Assignment – Each line of the material holding the word "value" must be identified and copied.
━━━ Supplied records ━━━
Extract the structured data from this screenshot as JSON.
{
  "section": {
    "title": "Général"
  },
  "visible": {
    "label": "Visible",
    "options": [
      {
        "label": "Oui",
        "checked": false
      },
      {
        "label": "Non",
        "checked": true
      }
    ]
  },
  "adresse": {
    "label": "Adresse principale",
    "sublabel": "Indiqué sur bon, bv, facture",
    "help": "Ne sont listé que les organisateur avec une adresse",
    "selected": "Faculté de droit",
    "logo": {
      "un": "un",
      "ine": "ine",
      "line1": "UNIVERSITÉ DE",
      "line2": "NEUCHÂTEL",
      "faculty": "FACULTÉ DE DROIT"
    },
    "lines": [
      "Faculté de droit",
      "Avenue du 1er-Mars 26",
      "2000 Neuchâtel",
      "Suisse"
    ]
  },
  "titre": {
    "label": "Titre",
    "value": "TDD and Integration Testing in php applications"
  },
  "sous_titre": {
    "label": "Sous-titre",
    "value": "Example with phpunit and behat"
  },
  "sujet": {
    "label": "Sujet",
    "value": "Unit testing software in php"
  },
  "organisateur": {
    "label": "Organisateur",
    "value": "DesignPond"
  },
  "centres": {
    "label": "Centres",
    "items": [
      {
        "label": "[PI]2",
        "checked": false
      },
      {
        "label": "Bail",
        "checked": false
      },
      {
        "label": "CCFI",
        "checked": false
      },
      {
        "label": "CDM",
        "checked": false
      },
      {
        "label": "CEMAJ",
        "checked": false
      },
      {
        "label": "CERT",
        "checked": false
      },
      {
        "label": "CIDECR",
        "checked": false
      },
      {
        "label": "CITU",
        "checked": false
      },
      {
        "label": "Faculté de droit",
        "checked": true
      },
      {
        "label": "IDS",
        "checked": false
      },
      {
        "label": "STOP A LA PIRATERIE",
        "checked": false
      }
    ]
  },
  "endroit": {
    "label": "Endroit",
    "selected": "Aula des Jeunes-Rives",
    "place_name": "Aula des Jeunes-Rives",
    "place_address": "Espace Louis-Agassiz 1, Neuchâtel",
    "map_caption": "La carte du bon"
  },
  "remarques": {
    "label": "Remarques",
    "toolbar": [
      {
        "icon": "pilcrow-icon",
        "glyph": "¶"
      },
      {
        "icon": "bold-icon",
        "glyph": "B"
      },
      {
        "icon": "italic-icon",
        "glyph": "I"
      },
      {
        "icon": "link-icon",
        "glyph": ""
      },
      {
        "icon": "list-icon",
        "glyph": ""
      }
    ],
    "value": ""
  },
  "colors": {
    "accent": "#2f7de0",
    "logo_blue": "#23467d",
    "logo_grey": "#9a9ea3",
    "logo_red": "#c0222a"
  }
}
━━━
Solution to the problem –
    "value": "TDD and Integration Testing in php applications"
    "value": "Example with phpunit and behat"
    "value": "Unit testing software in php"
    "value": "DesignPond"
    "value": ""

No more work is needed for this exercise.